Taking the city's $20 million on hand and using it to renovate the arena was proposed by former Mayor Bob Young in a letter to the editor published Sunday in The Augusta Chronicle. The idea has since been gaining traction, and Mayor Pro Tem Alvin Mason says
it warrants serious consideration.
Mr. Dusseau, a managing partner for Alabama-based Legacy Hospitality, plans to build a $25 million Hyatt Place Hotel & Business Center on Reynolds Street near the current TEE center site. The Augusta Commission voted to put it there in 2007, but this year the board has split along racial lines over whether it should be funded for $38 million with a $12 million to $17 million parking deck, and how to balance it with a $37.5 million deal to fund revitalization of the Laney-Walker and Bethlehem neighborhoods.
The hotel is on hold now, Mr. Dusseau said, with he and property owners still hopeful the commission will reach a resolution.
The developer said his concept hinges on the TEE center being near the Savannah River, the existing convention center inside the Augusta Marriott Hotel & Suites and the Augusta Common, which the Hyatt would abut. Were the TEE center in James Brown Arena, conventioneers would have to be transported to and from their hotel rooms.
"It just doesn't make sense," Mr. Dusseau said. "It's not thinking of the guests."
He said the Augusta Common could be used as expanded event space. Out-of-towners would want to be near the shops, restaurants and bars on Broad Street, and James Brown Arena is just too out of the way , he said .
"They have the best site where it is," Mr. Dusseau said.
Mr. Young said where the TEE center goes should be decided by the community, not by a developer. The Reynolds Street site can't get six votes on the commission, he said , and he doesn't think that will change after the November elections.
"What I'm trying to do is advance the discussion of the TEE center," Mr. Young said. "When you're dealing with a political climate like we have here, you better have some options."
Convention attendees often move around by car , Mr. Young said, and James Brown Arena is within walking distance of the river. The arena area is poised for a comeback with the new judicial center going up on Walton Way. Trees could be planted to block the unsightly power substation nearby, and maybe a quiet zone could be established so trains don't blow their horns, he said.

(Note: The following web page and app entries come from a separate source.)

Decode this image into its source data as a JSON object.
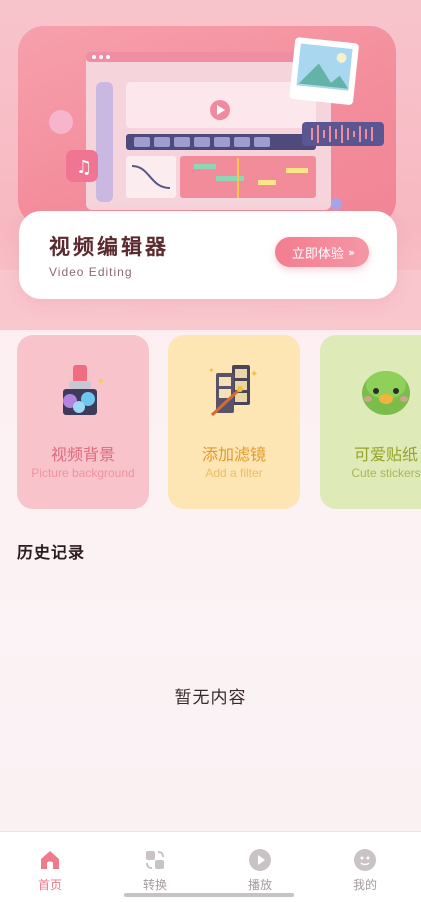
{
  "banner": {
    "title": "视频编辑器",
    "subtitle": "Video Editing",
    "cta_label": "立即体验"
  },
  "features": [
    {
      "title": "视频背景",
      "subtitle": "Picture background",
      "icon": "paint-brush-icon"
    },
    {
      "title": "添加滤镜",
      "subtitle": "Add a filter",
      "icon": "film-strip-icon"
    },
    {
      "title": "可爱贴纸",
      "subtitle": "Cute stickers",
      "icon": "bird-sticker-icon"
    }
  ],
  "history": {
    "title": "历史记录",
    "empty_text": "暂无内容"
  },
  "tabs": [
    {
      "label": "首页",
      "icon": "home-icon",
      "active": true
    },
    {
      "label": "转换",
      "icon": "convert-icon",
      "active": false
    },
    {
      "label": "播放",
      "icon": "play-icon",
      "active": false
    },
    {
      "label": "我的",
      "icon": "profile-icon",
      "active": false
    }
  ],
  "colors": {
    "accent": "#f07a8c",
    "inactive": "#a39b9c"
  }
}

Mr. Mason said the civic center's parking lots are big enough for both a hotel and a new deck. Another developer could be recruited, or perhaps Mr. Dusseau's mind could be changed if he were offered tax incentives and free land, he said.
"Everything's worth talking about ," Mr. Mason said.